There are several types of closing costs involved when financing or refinancing a home. Some are lender fees while still more are non-lender fees. We’re talking about processing fees, document preparation, title insurance and others. Yet two of these fees alone are expressed as a percentage of the loan amount. Those fees are a 1% origination charge and a 1% discount point. Because they’re both expressed as a percentage, some may mistakenly believe they’re one and the same. But they’re not.
A 1% origination fee is a charge to cover the costs of finding, documenting and processing a loan application. It may be charged by the lender directly or by a mortgage broker. One of the more expensive overhead items in the mortgage industry is actually finding a loan in the first place. It can take years for an experienced loan officer to build a database of referrals and the loan officer can spend quite a bit of funds just getting to that point. Marketing and advertising costs can add up over time and the origination fee helps to offset those costs. The fee is expressed as a percentage of the loan amount and is paid at the settlement table. With a purchase, the origination fee is paid for at the closing table and when refinancing the origination fee is rolled into the final loan amount.
A 1% Discount Point, or a “point,” is also expressed as a percentage of the loan amount but is not used to offset the overhead of running a mortgage operation. Instead, the point is used to lower, or discount, an interest rate on a selected loan. With each type of loan there will be multiple choices on a specific rate. These choices among the rates can vary by 0.125%. The more points the borrowers select to pay, the lower the interest rate on the loan. For example, paying 1.0 point on a $300,000 loans means $3,000 will be collected at the closing table and can typically lower the rate on a 30 year fixed rate loan by about 0.25%.
For example, take a conventional 30 year fixed rate at 3.50%. This rate might be available for no points at all (rates quoted are for illustration purposes only). By paying 1.0 point, or $3,000 on a $300,000 mortgage, the rate could be 0.25% lower. In exchange for paying the point, the consumer is awarded a lower rate. It’s important to note that paying points or not paying points is entirely up to the borrower, the lender really has no preference. Either you pay the lender a point upfront to lower the rate or the lender locks in a no point loan with the higher rate and collects a greater amount of interest over time. When getting your rate quotes, you’ll be presented with various rate-and-point combinations. Whether or not to pay points can be decided by comparing the difference in monthly savings over time and how much the discount point adds up to.
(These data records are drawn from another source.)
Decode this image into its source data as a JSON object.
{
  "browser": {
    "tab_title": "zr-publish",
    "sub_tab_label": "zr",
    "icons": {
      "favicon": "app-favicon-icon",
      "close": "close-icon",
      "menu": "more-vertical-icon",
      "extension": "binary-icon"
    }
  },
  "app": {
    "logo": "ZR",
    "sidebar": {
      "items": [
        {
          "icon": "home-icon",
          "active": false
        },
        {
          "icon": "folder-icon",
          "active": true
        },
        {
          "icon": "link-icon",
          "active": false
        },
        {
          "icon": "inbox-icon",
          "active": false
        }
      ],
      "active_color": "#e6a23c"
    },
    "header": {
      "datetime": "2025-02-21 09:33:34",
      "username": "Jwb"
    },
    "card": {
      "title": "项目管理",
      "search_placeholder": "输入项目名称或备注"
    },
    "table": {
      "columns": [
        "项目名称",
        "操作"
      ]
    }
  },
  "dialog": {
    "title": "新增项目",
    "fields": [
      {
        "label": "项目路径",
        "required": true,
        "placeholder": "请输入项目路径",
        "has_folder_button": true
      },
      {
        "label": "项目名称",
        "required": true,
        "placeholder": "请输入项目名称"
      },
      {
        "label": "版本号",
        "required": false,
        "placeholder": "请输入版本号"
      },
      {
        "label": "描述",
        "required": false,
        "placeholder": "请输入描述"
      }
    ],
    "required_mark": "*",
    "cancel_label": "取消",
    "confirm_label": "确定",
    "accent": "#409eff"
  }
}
And it’s not always a 1.0 point decision. Point selections can be made at a half-point, or 0.50. Even a quarter point. 2 points means a lower rate compared to a loan selection with no points. There are even “negative” point selections. Just as a consumer can lower a rate by paying 0.25 percent, the consumer can decide to pay a slightly higher rate and receive a lender credit toward closing costs. This scenario is where the term “no closing cost” loan comes from. There are costs involved, it’s just a matter of who pays for them, you or the lender.
When you first apply for a mortgage, I can provide you with a Loan Estimate which will include important details about a mortgage loan including any discount points for your selected rate and an origination fee, if any, along with other loan costs you might expect. After a brief phone call, I can provide you with current rates along with an estimate of these closing costs, including the differences between an origination fee and discount points.